Each microphone type (see part 1) can have one of several ‘pickup patterns.‘ Omni, Cardiod, Super-Cardiod, or Figure-8. Each term describes the pattern of sensitivity of the microphone (measured at one specific frequency – usually 1KHz). At higher frequencies, each type of mic becomes more and more directional. Conversely, at lower frequencies, each type becomes more omni-directional. This can be used to your advantage if you carefully consider what you want to accomplish. An example is hanging an SM57 over the top of a Marshall cabinet so that it is in front of a speaker, but aimed at the floor. It still picks up the lower frequencies, since it becomes more omni-directional at lower frequencies. Meanwhile, it rejects higher frequencies from the Marshall cabinet, since the cabinet is ‘off-axis’ to the mic, since the mic is aimed at the floor. This helps a lot in getting rid of that JCM900 “buzz saw” effect.
Omni-directional means that that microphone is equally sensitive to sounds which come to it from any angle. Imagine the head of the microphone as being in the middle of a round balloon, with the surface of the balloon representing a graph line of sensitivity. Graphed on a 2D piece of paper, it would be a circle (or roughly so). These are good for recording environmental sounds outdoors, or possibly if you have a few people sitting in a circle that you need to mic, where multiple mics would be close enough to cause phase problems.. They are generally not good for use in an enclosed room, or where they will be located such that they will pick up the sound from whatever speakers are amplifying the sound.
Directional (or Cardioid) – Pickups up only in one direction at the front of the mic. Allows you to aim it at what you want to amplify and pick up only that sound, and rejects unwanted sounds -AT HIGHER FREQUENCIES. That is an important thing to keep in mind, since it will still pick up the low frequencies and midrange of any off-axis sounds, it will result in a very colored tone of that off-axis instrument being added to the mix. You can experiment with changing the mic angle, and/or moving the mic closer to the source you want to pick up (which will reduce the amount of sound picked up from the UNwanted instrument).

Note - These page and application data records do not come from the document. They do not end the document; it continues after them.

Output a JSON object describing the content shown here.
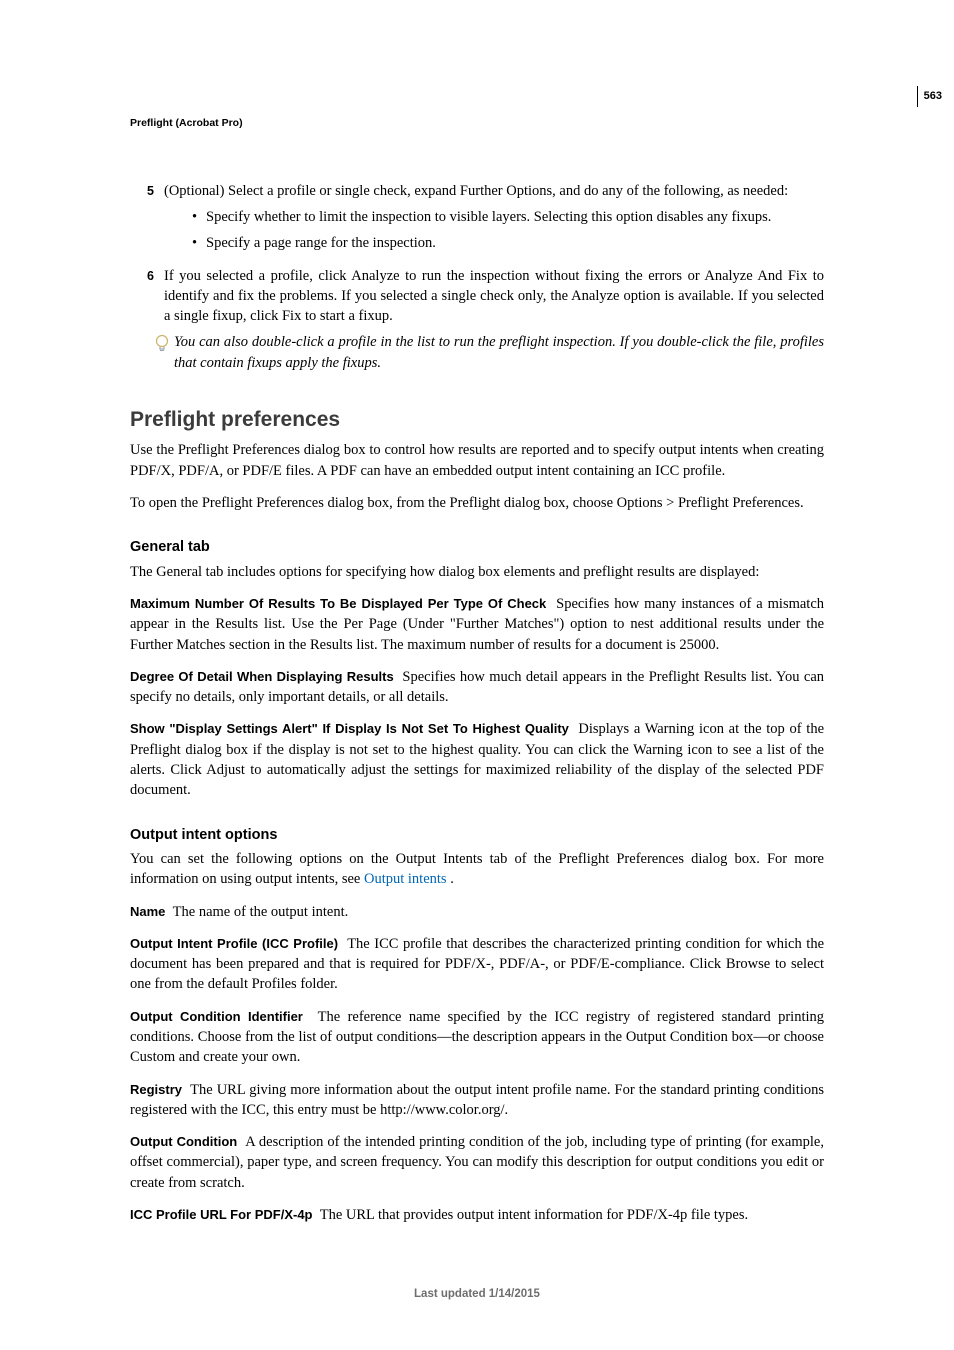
{
  "page_number": "563",
  "chapter": "Preflight (Acrobat Pro)",
  "step5": {
    "num": "5",
    "text": "(Optional) Select a profile or single check, expand Further Options, and do any of the following, as needed:",
    "bullet1": "Specify whether to limit the inspection to visible layers. Selecting this option disables any fixups.",
    "bullet2": "Specify a page range for the inspection."
  },
  "step6": {
    "num": "6",
    "text": "If you selected a profile, click Analyze to run the inspection without fixing the errors or Analyze And Fix to identify and fix the problems. If you selected a single check only, the Analyze option is available. If you selected a single fixup, click Fix to start a fixup.",
    "tip": "You can also double-click a profile in the list to run the preflight inspection. If you double-click the file, profiles that contain fixups apply the fixups."
  },
  "h2_prefs": "Preflight preferences",
  "prefs_p1": "Use the Preflight Preferences dialog box to control how results are reported and to specify output intents when creating PDF/X, PDF/A, or PDF/E files. A PDF can have an embedded output intent containing an ICC profile.",
  "prefs_p2": "To open the Preflight Preferences dialog box, from the Preflight dialog box, choose Options > Preflight Preferences.",
  "h3_general": "General tab",
  "general_intro": "The General tab includes options for specifying how dialog box elements and preflight results are displayed:",
  "max_results": {
    "term": "Maximum Number Of Results To Be Displayed Per Type Of Check",
    "desc": "Specifies how many instances of a mismatch appear in the Results list. Use the Per Page (Under \"Further Matches\") option to nest additional results under the Further Matches section in the Results list. The maximum number of results for a document is 25000."
  },
  "degree_detail": {
    "term": "Degree Of Detail When Displaying Results",
    "desc": "Specifies how much detail appears in the Preflight Results list. You can specify no details, only important details, or all details."
  },
  "display_alert": {
    "term": "Show \"Display Settings Alert\" If Display Is Not Set To Highest Quality",
    "desc": "Displays a Warning icon at the top of the Preflight dialog box if the display is not set to the highest quality. You can click the Warning icon to see a list of the alerts. Click Adjust to automatically adjust the settings for maximized reliability of the display of the selected PDF document."
  },
  "h3_output": "Output intent options",
  "output_intro_pre": "You can set the following options on the Output Intents tab of the Preflight Preferences dialog box. For more information on using output intents, see ",
  "output_intro_link": "Output intents",
  "output_intro_post": " .",
  "name_opt": {
    "term": "Name",
    "desc": "The name of the output intent."
  },
  "icc_profile": {
    "term": "Output Intent Profile (ICC Profile)",
    "desc": "The ICC profile that describes the characterized printing condition for which the document has been prepared and that is required for PDF/X-, PDF/A-, or PDF/E-compliance. Click Browse to select one from the default Profiles folder."
  },
  "cond_id": {
    "term": "Output Condition Identifier",
    "desc": "The reference name specified by the ICC registry of registered standard printing conditions. Choose from the list of output conditions—the description appears in the Output Condition box—or choose Custom and create your own."
  },
  "registry": {
    "term": "Registry",
    "desc": "The URL giving more information about the output intent profile name. For the standard printing conditions registered with the ICC, this entry must be http://www.color.org/."
  },
  "out_cond": {
    "term": "Output Condition",
    "desc": "A description of the intended printing condition of the job, including type of printing (for example, offset commercial), paper type, and screen frequency. You can modify this description for output conditions you edit or create from scratch."
  },
  "icc_url": {
    "term": "ICC Profile URL For PDF/X-4p",
    "desc": "The URL that provides output intent information for PDF/X-4p file types."
  },
  "footer": "Last updated 1/14/2015"
}
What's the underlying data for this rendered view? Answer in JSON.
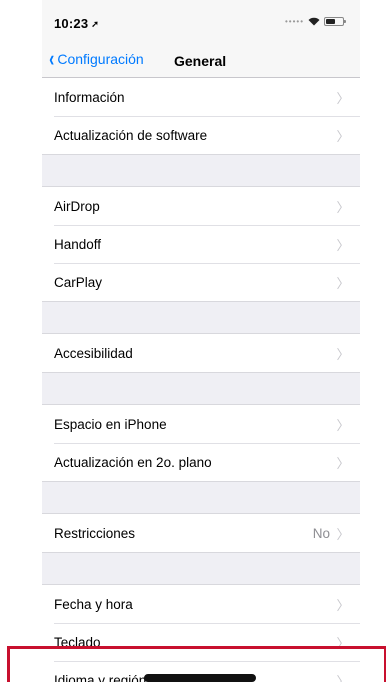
{
  "status": {
    "time": "10:23"
  },
  "nav": {
    "back_label": "Configuración",
    "title": "General"
  },
  "groups": [
    {
      "cells": [
        {
          "label": "Información"
        },
        {
          "label": "Actualización de software"
        }
      ]
    },
    {
      "cells": [
        {
          "label": "AirDrop"
        },
        {
          "label": "Handoff"
        },
        {
          "label": "CarPlay"
        }
      ]
    },
    {
      "cells": [
        {
          "label": "Accesibilidad"
        }
      ]
    },
    {
      "cells": [
        {
          "label": "Espacio en iPhone"
        },
        {
          "label": "Actualización en 2o. plano"
        }
      ]
    },
    {
      "cells": [
        {
          "label": "Restricciones",
          "value": "No"
        }
      ]
    },
    {
      "cells": [
        {
          "label": "Fecha y hora"
        },
        {
          "label": "Teclado"
        },
        {
          "label": "Idioma y región"
        }
      ]
    }
  ],
  "colors": {
    "accent": "#007aff",
    "highlight": "#c8102e"
  }
}
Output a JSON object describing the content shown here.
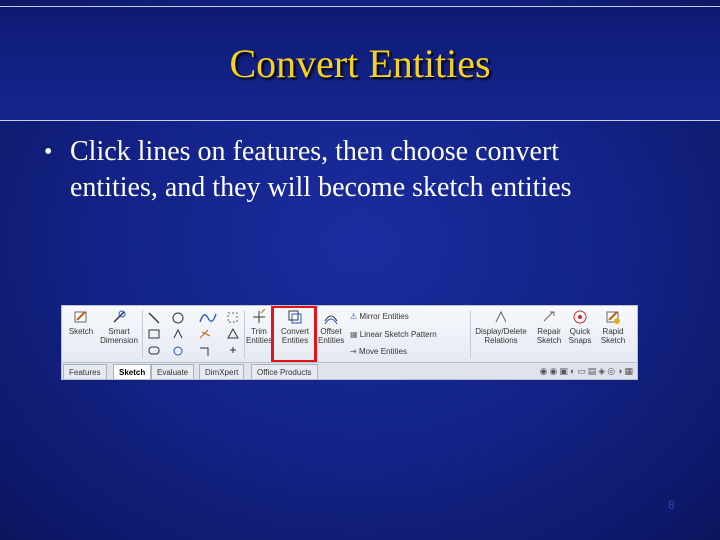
{
  "slide": {
    "title": "Convert Entities",
    "bullet": "Click lines on features, then choose convert entities, and they will become sketch entities",
    "page_number": "8"
  },
  "ribbon": {
    "sketch_label": "Sketch",
    "smart_dim_label": "Smart\nDimension",
    "trim_label": "Trim\nEntities",
    "convert_label": "Convert\nEntities",
    "offset_label": "Offset\nEntities",
    "mirror_label": "Mirror Entities",
    "linear_label": "Linear Sketch Pattern",
    "move_label": "Move Entities",
    "display_label": "Display/Delete\nRelations",
    "repair_label": "Repair\nSketch",
    "quick_label": "Quick\nSnaps",
    "rapid_label": "Rapid\nSketch",
    "tabs": [
      "Features",
      "Sketch",
      "Evaluate",
      "DimXpert",
      "Office Products"
    ],
    "active_tab": "Sketch",
    "highlight_color": "#e2141a"
  }
}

Another characteristic of directional microphone is ‘proximity effect.’ This is a change in the frequency response of the microphone as the sound source gets closer to the mic element, and is present in nearly every cardioid mic unless specifically designed out. You can easily hear this by holding an SM57/58 and start speaking while moving the mic closer and farther away from your mouth. You will notice that as your mouth gets closer to the mic, the low frequencies and low mids become more pronounced.
Hypercardioid (or Supercardioid)- As the pickup pattern narrows, it develops a smaller node at the back of the mic. This means: don’t point the BACK of the mic at a monitor! Typically, the least sensitive angle is about 120 degrees off-axis. Best feedback rejection.
Figure 8 – At the extreme, the node at the rear of the mic is as sensitive as the node at the front, and there is high rejection of sounds from off-axis. A graph of this polar pattern looks like a ‘figure 8.’
Each of the mic types discussed in Part 1 can have any of the patterns described in this section. However, you will find that typically, a dynamic mic is usually a cardioid (directional) or omni-directional.
A ribbon mic is usually a Figure 8, due to its construction.
Condensers are special: since they often have two elements, plus on-board electronics, they can be changed to different patterns with the flick of a switch. As an example, a Neumann U87 can be switched between Cardioid, Omni, or Figure 8.